* Input for this task:
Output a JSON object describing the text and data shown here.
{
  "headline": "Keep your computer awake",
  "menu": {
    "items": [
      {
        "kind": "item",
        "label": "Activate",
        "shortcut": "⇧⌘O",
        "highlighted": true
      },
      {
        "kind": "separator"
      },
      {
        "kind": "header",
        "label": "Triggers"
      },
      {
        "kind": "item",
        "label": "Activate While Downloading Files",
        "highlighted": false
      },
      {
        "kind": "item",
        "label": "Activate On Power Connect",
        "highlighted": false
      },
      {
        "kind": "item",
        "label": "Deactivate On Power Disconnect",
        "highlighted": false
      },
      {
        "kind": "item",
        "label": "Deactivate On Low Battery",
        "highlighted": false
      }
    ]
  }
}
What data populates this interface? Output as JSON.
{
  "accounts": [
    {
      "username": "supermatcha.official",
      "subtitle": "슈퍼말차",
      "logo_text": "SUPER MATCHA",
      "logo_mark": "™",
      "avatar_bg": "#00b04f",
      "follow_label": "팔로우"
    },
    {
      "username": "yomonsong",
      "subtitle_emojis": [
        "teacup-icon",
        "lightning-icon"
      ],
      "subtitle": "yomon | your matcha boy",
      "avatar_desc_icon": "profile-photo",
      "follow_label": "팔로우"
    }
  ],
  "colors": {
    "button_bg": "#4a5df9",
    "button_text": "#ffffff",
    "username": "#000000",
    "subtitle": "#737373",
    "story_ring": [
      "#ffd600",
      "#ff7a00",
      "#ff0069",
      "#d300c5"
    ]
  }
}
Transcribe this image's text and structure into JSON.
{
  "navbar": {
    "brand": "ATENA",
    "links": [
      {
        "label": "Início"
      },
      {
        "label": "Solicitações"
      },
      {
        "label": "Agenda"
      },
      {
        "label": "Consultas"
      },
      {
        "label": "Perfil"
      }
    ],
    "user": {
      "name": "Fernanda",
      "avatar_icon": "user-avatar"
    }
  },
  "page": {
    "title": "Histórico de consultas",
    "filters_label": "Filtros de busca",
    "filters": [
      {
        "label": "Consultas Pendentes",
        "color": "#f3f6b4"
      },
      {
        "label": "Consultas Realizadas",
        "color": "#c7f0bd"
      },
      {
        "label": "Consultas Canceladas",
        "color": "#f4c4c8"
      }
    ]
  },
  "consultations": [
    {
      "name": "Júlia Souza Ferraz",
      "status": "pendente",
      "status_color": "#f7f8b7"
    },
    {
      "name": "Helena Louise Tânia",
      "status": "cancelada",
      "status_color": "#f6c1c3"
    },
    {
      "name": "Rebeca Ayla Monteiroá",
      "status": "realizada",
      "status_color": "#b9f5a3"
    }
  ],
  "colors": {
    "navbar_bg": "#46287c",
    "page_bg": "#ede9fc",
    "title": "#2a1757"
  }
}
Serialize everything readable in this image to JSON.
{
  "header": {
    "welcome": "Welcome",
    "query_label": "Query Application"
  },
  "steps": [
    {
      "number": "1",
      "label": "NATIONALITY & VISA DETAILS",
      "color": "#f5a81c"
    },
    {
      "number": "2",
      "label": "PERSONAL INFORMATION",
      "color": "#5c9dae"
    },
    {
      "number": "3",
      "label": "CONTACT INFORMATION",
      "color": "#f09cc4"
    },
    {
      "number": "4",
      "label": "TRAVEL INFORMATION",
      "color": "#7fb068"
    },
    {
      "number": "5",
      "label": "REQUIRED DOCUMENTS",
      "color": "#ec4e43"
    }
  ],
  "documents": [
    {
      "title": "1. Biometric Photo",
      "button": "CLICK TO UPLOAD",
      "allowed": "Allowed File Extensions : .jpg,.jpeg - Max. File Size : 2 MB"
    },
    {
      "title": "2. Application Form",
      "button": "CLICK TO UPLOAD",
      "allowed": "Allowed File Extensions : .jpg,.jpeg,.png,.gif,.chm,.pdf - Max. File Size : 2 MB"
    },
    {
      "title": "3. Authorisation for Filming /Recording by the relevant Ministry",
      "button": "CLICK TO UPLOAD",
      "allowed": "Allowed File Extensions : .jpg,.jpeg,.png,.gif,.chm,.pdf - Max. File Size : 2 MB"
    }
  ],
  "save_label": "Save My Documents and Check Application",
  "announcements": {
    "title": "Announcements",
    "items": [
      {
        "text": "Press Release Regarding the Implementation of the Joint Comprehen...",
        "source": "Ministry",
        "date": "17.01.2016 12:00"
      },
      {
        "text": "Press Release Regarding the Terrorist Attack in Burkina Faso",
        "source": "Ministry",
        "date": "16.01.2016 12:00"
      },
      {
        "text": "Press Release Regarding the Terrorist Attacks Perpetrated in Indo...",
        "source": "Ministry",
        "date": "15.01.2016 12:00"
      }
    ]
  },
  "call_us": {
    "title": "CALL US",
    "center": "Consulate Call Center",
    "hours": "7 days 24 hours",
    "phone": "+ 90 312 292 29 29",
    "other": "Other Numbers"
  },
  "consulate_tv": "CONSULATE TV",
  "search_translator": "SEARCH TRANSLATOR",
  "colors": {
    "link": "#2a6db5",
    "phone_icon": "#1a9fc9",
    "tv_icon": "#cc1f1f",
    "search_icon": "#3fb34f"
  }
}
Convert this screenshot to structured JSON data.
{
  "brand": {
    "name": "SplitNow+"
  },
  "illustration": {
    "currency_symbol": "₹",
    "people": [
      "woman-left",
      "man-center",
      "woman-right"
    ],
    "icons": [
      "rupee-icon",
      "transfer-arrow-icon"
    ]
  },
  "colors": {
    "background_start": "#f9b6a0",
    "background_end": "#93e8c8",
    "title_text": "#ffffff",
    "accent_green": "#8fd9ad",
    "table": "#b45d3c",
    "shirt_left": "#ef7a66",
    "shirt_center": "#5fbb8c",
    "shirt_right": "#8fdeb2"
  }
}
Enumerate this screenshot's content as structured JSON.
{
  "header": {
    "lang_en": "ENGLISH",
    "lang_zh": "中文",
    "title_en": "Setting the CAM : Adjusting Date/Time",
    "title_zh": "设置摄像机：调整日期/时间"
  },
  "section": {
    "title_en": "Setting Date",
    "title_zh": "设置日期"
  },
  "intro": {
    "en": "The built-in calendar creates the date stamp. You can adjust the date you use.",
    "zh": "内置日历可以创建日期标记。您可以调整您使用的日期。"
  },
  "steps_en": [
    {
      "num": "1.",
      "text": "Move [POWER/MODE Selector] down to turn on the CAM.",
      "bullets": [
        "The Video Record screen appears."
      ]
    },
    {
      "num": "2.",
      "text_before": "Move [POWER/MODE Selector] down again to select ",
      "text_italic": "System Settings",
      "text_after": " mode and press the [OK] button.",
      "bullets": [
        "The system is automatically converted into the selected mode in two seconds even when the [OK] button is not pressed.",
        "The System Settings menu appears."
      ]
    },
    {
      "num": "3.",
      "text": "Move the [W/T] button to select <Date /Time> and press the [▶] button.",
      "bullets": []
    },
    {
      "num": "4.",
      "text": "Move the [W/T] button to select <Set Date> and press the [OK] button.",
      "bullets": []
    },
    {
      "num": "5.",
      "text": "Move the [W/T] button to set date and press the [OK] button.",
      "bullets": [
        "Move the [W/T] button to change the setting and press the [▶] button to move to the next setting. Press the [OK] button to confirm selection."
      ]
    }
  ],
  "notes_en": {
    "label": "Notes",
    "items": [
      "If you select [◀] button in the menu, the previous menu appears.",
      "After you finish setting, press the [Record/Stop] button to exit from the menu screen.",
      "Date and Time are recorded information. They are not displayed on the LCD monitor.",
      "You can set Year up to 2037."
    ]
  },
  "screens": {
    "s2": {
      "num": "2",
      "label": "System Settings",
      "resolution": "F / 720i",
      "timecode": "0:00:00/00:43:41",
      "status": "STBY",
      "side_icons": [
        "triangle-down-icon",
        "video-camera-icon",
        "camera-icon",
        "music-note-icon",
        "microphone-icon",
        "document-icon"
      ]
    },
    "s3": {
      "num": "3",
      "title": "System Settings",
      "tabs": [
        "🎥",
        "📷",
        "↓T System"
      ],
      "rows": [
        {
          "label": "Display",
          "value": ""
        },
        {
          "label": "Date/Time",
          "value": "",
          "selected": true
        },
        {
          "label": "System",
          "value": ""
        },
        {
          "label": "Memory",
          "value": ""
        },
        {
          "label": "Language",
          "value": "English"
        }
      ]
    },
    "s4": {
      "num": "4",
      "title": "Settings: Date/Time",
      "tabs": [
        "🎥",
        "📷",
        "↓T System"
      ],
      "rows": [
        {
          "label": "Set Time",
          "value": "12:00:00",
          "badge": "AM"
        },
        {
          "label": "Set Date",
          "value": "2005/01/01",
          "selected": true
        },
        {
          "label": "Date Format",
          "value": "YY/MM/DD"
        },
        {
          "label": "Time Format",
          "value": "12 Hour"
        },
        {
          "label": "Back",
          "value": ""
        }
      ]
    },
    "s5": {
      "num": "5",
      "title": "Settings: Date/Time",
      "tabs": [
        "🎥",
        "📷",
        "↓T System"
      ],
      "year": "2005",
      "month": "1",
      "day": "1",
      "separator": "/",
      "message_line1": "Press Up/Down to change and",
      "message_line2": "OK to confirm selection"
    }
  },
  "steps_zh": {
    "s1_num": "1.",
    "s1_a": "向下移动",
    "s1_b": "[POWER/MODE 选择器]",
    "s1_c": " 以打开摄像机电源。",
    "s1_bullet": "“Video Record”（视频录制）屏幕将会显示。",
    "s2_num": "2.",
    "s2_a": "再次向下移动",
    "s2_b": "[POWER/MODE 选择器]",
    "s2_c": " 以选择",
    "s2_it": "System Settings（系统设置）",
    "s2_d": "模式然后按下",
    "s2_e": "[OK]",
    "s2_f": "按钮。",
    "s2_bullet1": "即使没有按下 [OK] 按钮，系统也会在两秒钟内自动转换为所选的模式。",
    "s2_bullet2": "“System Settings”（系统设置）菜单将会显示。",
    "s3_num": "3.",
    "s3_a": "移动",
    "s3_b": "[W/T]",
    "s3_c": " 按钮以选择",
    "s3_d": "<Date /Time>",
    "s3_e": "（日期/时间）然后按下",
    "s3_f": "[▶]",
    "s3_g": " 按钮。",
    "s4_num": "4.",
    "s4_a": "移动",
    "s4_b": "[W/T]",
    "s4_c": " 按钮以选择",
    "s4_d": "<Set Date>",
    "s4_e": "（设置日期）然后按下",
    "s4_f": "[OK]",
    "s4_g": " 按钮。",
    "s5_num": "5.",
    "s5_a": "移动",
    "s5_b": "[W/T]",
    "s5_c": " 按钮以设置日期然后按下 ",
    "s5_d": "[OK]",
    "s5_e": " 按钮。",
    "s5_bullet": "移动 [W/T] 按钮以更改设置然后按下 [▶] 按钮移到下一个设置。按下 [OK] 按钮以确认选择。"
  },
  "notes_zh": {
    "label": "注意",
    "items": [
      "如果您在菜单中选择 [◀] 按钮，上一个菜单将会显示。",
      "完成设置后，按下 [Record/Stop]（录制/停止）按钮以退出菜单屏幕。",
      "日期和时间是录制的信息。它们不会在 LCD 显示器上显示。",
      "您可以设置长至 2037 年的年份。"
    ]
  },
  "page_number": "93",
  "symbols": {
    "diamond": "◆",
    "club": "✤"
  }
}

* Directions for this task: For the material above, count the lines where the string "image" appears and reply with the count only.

* Task answer: 2